◆ Work task:
Word for word, print each record, dropping any image it holds.

◆ Input:
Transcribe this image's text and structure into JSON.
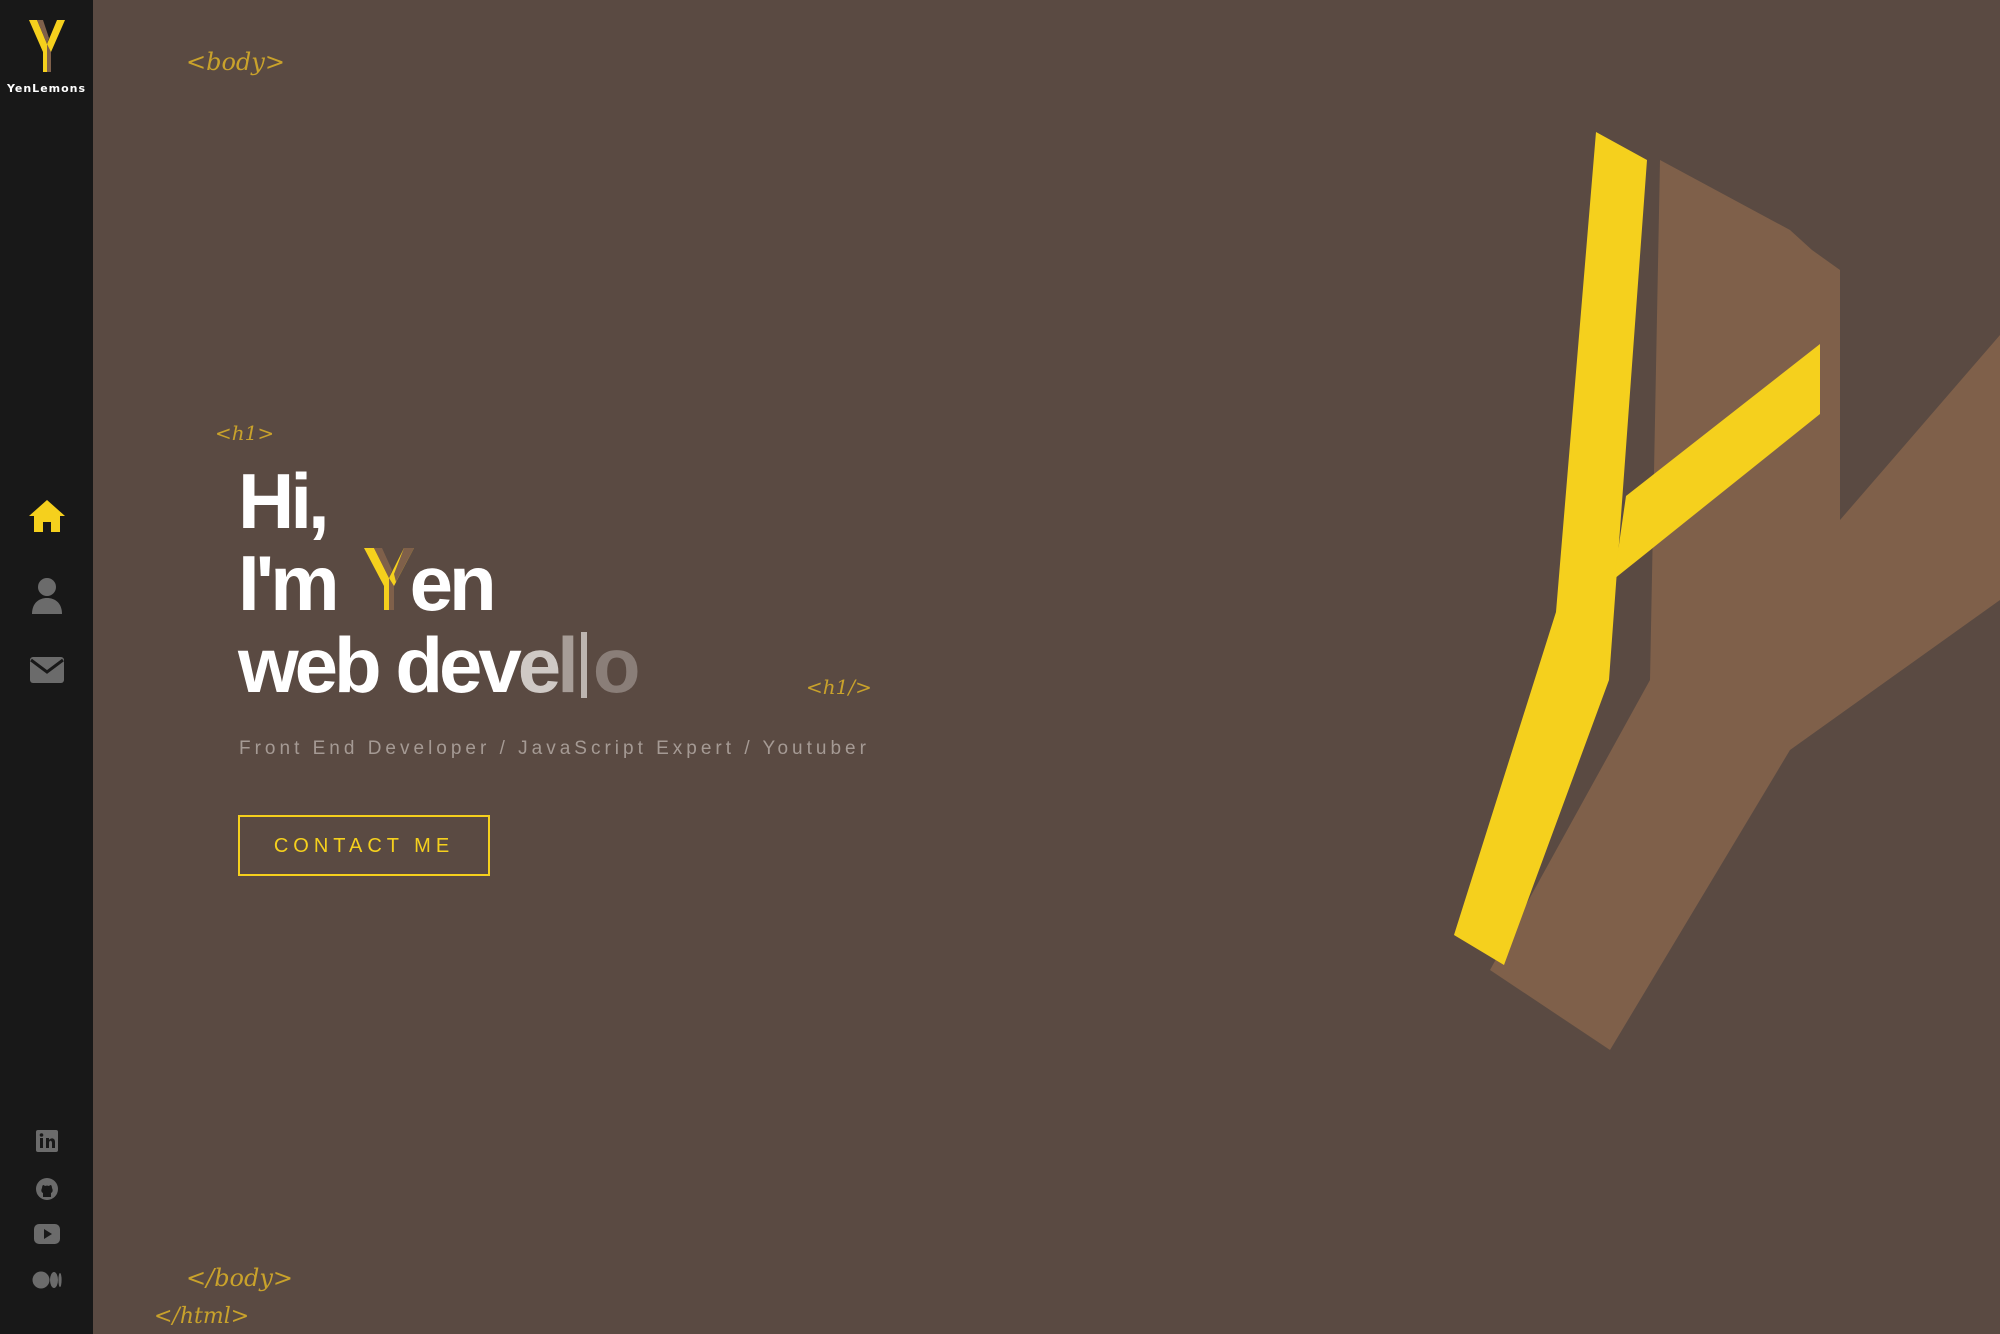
{
  "brand": {
    "logo_letter": "Y",
    "name": "YenLemons"
  },
  "nav": {
    "items": [
      {
        "name": "home",
        "icon": "home-icon",
        "active": true
      },
      {
        "name": "about",
        "icon": "user-icon",
        "active": false
      },
      {
        "name": "contact",
        "icon": "mail-icon",
        "active": false
      }
    ]
  },
  "social": {
    "items": [
      {
        "icon": "linkedin-icon"
      },
      {
        "icon": "github-icon"
      },
      {
        "icon": "youtube-icon"
      },
      {
        "icon": "medium-icon"
      }
    ]
  },
  "tags": {
    "body_open": "<body>",
    "h1_open": "<h1>",
    "h1_close": "<h1/>",
    "body_close": "</body>",
    "html_close": "</html>"
  },
  "hero": {
    "line1": "Hi,",
    "line2_prefix": "I'm",
    "line2_suffix": "en",
    "line3_solid": "web dev",
    "line3_fade1": "e",
    "line3_fade2": "l",
    "line3_fade3": "o",
    "subtitle": "Front End Developer / JavaScript Expert / Youtuber",
    "cta_label": "CONTACT ME"
  },
  "colors": {
    "background": "#5a4a42",
    "sidebar": "#181818",
    "accent": "#f5d01d",
    "brown": "#7f604a",
    "tag": "#c9a22b"
  }
}
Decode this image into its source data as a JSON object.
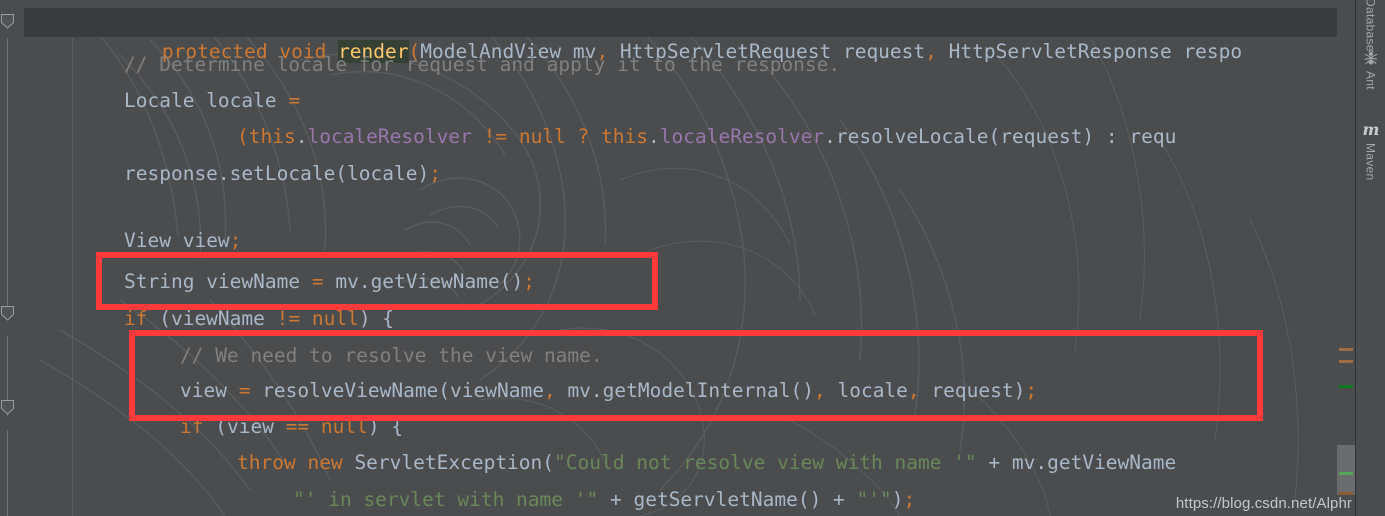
{
  "editor": {
    "caret_line_index": 0,
    "caret_token": "render",
    "lines": [
      {
        "id": "line-signature",
        "text": "protected void render(ModelAndView mv, HttpServletRequest request, HttpServletResponse respo"
      },
      {
        "id": "line-comment-locale",
        "text": "    // Determine locale for request and apply it to the response."
      },
      {
        "id": "line-locale-decl",
        "text": "    Locale locale ="
      },
      {
        "id": "line-locale-ternary",
        "text": "            (this.localeResolver != null ? this.localeResolver.resolveLocale(request) : requ"
      },
      {
        "id": "line-setlocale",
        "text": "    response.setLocale(locale);"
      },
      {
        "id": "line-blank",
        "text": ""
      },
      {
        "id": "line-view-decl",
        "text": "    View view;"
      },
      {
        "id": "line-viewname",
        "text": "    String viewName = mv.getViewName();"
      },
      {
        "id": "line-if-viewname",
        "text": "    if (viewName != null) {"
      },
      {
        "id": "line-comment-resolve",
        "text": "        // We need to resolve the view name."
      },
      {
        "id": "line-resolve-call",
        "text": "        view = resolveViewName(viewName, mv.getModelInternal(), locale, request);"
      },
      {
        "id": "line-if-view-null",
        "text": "        if (view == null) {"
      },
      {
        "id": "line-throw",
        "text": "            throw new ServletException(\"Could not resolve view with name '\" + mv.getViewName"
      },
      {
        "id": "line-throw-cont",
        "text": "                    \"' in servlet with name '\" + getServletName() + \"'\");"
      }
    ]
  },
  "annotations": {
    "boxes": [
      {
        "name": "highlight-box-viewname",
        "label": "String viewName = mv.getViewName();"
      },
      {
        "name": "highlight-box-resolve",
        "label": "view = resolveViewName(viewName, mv.getModelInternal(), locale, request);"
      }
    ],
    "box_color": "#fb3b3b"
  },
  "markers": [
    {
      "name": "marker-warning-1",
      "color": "#9e6b43"
    },
    {
      "name": "marker-warning-2",
      "color": "#9e6b43"
    },
    {
      "name": "marker-change-1",
      "color": "#0d7a20"
    },
    {
      "name": "marker-change-2",
      "color": "#53a557"
    },
    {
      "name": "marker-change-3",
      "color": "#8c5c30"
    }
  ],
  "tool_window_bar": {
    "tabs": [
      {
        "name": "tool-tab-database",
        "label": "Database",
        "icon": "database-icon"
      },
      {
        "name": "tool-tab-ant",
        "label": "Ant",
        "icon": "ant-icon"
      },
      {
        "name": "tool-tab-maven",
        "label": "Maven",
        "icon": "maven-icon"
      }
    ]
  },
  "watermark": {
    "text": "https://blog.csdn.net/Alphr"
  },
  "theme": {
    "background": "#4a4c4e",
    "caret_line_background": "#3a3b3c",
    "default_text": "#a9b7c6",
    "keyword": "#cc7832",
    "comment": "#808080",
    "string": "#6a8759",
    "field": "#9876aa",
    "method": "#ffc66d"
  }
}
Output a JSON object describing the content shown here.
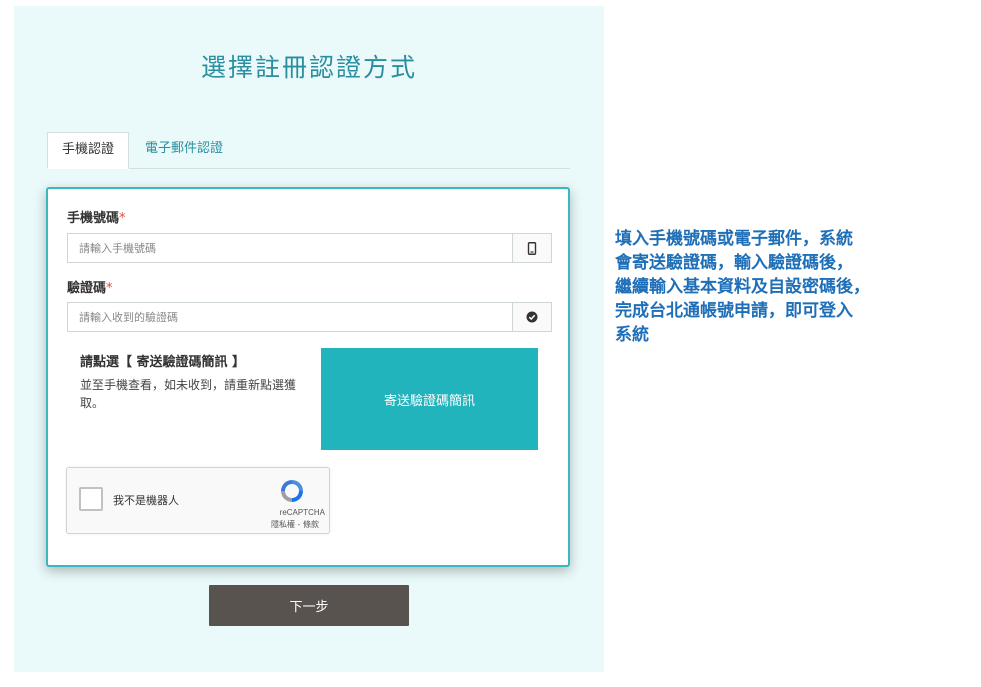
{
  "page_title": "選擇註冊認證方式",
  "tabs": [
    {
      "label": "手機認證",
      "active": true
    },
    {
      "label": "電子郵件認證",
      "active": false
    }
  ],
  "form": {
    "phone": {
      "label": "手機號碼",
      "required_mark": "*",
      "placeholder": "請輸入手機號碼",
      "value": "",
      "addon_icon": "mobile-phone-icon"
    },
    "code": {
      "label": "驗證碼",
      "required_mark": "*",
      "placeholder": "請輸入收到的驗證碼",
      "value": "",
      "addon_icon": "check-circle-icon"
    },
    "instructions": {
      "title": "請點選【 寄送驗證碼簡訊 】",
      "text": "並至手機查看，如未收到，請重新點選獲取。"
    },
    "send_sms_button": "寄送驗證碼簡訊",
    "recaptcha": {
      "label": "我不是機器人",
      "brand": "reCAPTCHA",
      "links": "隱私權 - 條款"
    }
  },
  "next_button": "下一步",
  "annotation": {
    "lines": [
      "填入手機號碼或電子郵件，系統",
      "會寄送驗證碼，輸入驗證碼後，",
      "繼續輸入基本資料及自設密碼後，",
      "完成台北通帳號申請，即可登入",
      "系統"
    ]
  },
  "colors": {
    "panel_bg": "#eafafa",
    "accent": "#21b4bc",
    "title": "#2b8ea0",
    "required": "#e24a3a",
    "next_button": "#595350",
    "annotation": "#1e6fb8"
  }
}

◆ The completed task:
Transcribe this image's text and structure into JSON.
{
  "brand": {
    "logo_letter": "Y",
    "name": "YenLemons"
  },
  "nav": {
    "items": [
      {
        "name": "home",
        "icon": "home-icon",
        "active": true
      },
      {
        "name": "about",
        "icon": "user-icon",
        "active": false
      },
      {
        "name": "contact",
        "icon": "mail-icon",
        "active": false
      }
    ]
  },
  "social": {
    "items": [
      {
        "icon": "linkedin-icon"
      },
      {
        "icon": "github-icon"
      },
      {
        "icon": "youtube-icon"
      },
      {
        "icon": "medium-icon"
      }
    ]
  },
  "tags": {
    "body_open": "<body>",
    "h1_open": "<h1>",
    "h1_close": "<h1/>",
    "body_close": "</body>",
    "html_close": "</html>"
  },
  "hero": {
    "line1": "Hi,",
    "line2_prefix": "I'm",
    "line2_suffix": "en",
    "line3_solid": "web dev",
    "line3_fade1": "e",
    "line3_fade2": "l",
    "line3_fade3": "o",
    "subtitle": "Front End Developer / JavaScript Expert / Youtuber",
    "cta_label": "CONTACT ME"
  },
  "colors": {
    "background": "#5a4a42",
    "sidebar": "#181818",
    "accent": "#f5d01d",
    "brown": "#7f604a",
    "tag": "#c9a22b"
  }
}
Decode this image into its source data as a JSON object.
{
  "editor": {
    "caret_line_index": 0,
    "caret_token": "render",
    "lines": [
      {
        "id": "line-signature",
        "text": "protected void render(ModelAndView mv, HttpServletRequest request, HttpServletResponse respo"
      },
      {
        "id": "line-comment-locale",
        "text": "    // Determine locale for request and apply it to the response."
      },
      {
        "id": "line-locale-decl",
        "text": "    Locale locale ="
      },
      {
        "id": "line-locale-ternary",
        "text": "            (this.localeResolver != null ? this.localeResolver.resolveLocale(request) : requ"
      },
      {
        "id": "line-setlocale",
        "text": "    response.setLocale(locale);"
      },
      {
        "id": "line-blank",
        "text": ""
      },
      {
        "id": "line-view-decl",
        "text": "    View view;"
      },
      {
        "id": "line-viewname",
        "text": "    String viewName = mv.getViewName();"
      },
      {
        "id": "line-if-viewname",
        "text": "    if (viewName != null) {"
      },
      {
        "id": "line-comment-resolve",
        "text": "        // We need to resolve the view name."
      },
      {
        "id": "line-resolve-call",
        "text": "        view = resolveViewName(viewName, mv.getModelInternal(), locale, request);"
      },
      {
        "id": "line-if-view-null",
        "text": "        if (view == null) {"
      },
      {
        "id": "line-throw",
        "text": "            throw new ServletException(\"Could not resolve view with name '\" + mv.getViewName"
      },
      {
        "id": "line-throw-cont",
        "text": "                    \"' in servlet with name '\" + getServletName() + \"'\");"
      }
    ]
  },
  "annotations": {
    "boxes": [
      {
        "name": "highlight-box-viewname",
        "label": "String viewName = mv.getViewName();"
      },
      {
        "name": "highlight-box-resolve",
        "label": "view = resolveViewName(viewName, mv.getModelInternal(), locale, request);"
      }
    ],
    "box_color": "#fb3b3b"
  },
  "markers": [
    {
      "name": "marker-warning-1",
      "color": "#9e6b43"
    },
    {
      "name": "marker-warning-2",
      "color": "#9e6b43"
    },
    {
      "name": "marker-change-1",
      "color": "#0d7a20"
    },
    {
      "name": "marker-change-2",
      "color": "#53a557"
    },
    {
      "name": "marker-change-3",
      "color": "#8c5c30"
    }
  ],
  "tool_window_bar": {
    "tabs": [
      {
        "name": "tool-tab-database",
        "label": "Database",
        "icon": "database-icon"
      },
      {
        "name": "tool-tab-ant",
        "label": "Ant",
        "icon": "ant-icon"
      },
      {
        "name": "tool-tab-maven",
        "label": "Maven",
        "icon": "maven-icon"
      }
    ]
  },
  "watermark": {
    "text": "https://blog.csdn.net/Alphr"
  },
  "theme": {
    "background": "#4a4c4e",
    "caret_line_background": "#3a3b3c",
    "default_text": "#a9b7c6",
    "keyword": "#cc7832",
    "comment": "#808080",
    "string": "#6a8759",
    "field": "#9876aa",
    "method": "#ffc66d"
  }
}
Output a JSON object describing the content shown here.
{
  "page_title": "選擇註冊認證方式",
  "tabs": [
    {
      "label": "手機認證",
      "active": true
    },
    {
      "label": "電子郵件認證",
      "active": false
    }
  ],
  "form": {
    "phone": {
      "label": "手機號碼",
      "required_mark": "*",
      "placeholder": "請輸入手機號碼",
      "value": "",
      "addon_icon": "mobile-phone-icon"
    },
    "code": {
      "label": "驗證碼",
      "required_mark": "*",
      "placeholder": "請輸入收到的驗證碼",
      "value": "",
      "addon_icon": "check-circle-icon"
    },
    "instructions": {
      "title": "請點選【 寄送驗證碼簡訊 】",
      "text": "並至手機查看，如未收到，請重新點選獲取。"
    },
    "send_sms_button": "寄送驗證碼簡訊",
    "recaptcha": {
      "label": "我不是機器人",
      "brand": "reCAPTCHA",
      "links": "隱私權 - 條款"
    }
  },
  "next_button": "下一步",
  "annotation": {
    "lines": [
      "填入手機號碼或電子郵件，系統",
      "會寄送驗證碼，輸入驗證碼後，",
      "繼續輸入基本資料及自設密碼後，",
      "完成台北通帳號申請，即可登入",
      "系統"
    ]
  },
  "colors": {
    "panel_bg": "#eafafa",
    "accent": "#21b4bc",
    "title": "#2b8ea0",
    "required": "#e24a3a",
    "next_button": "#595350",
    "annotation": "#1e6fb8"
  }
}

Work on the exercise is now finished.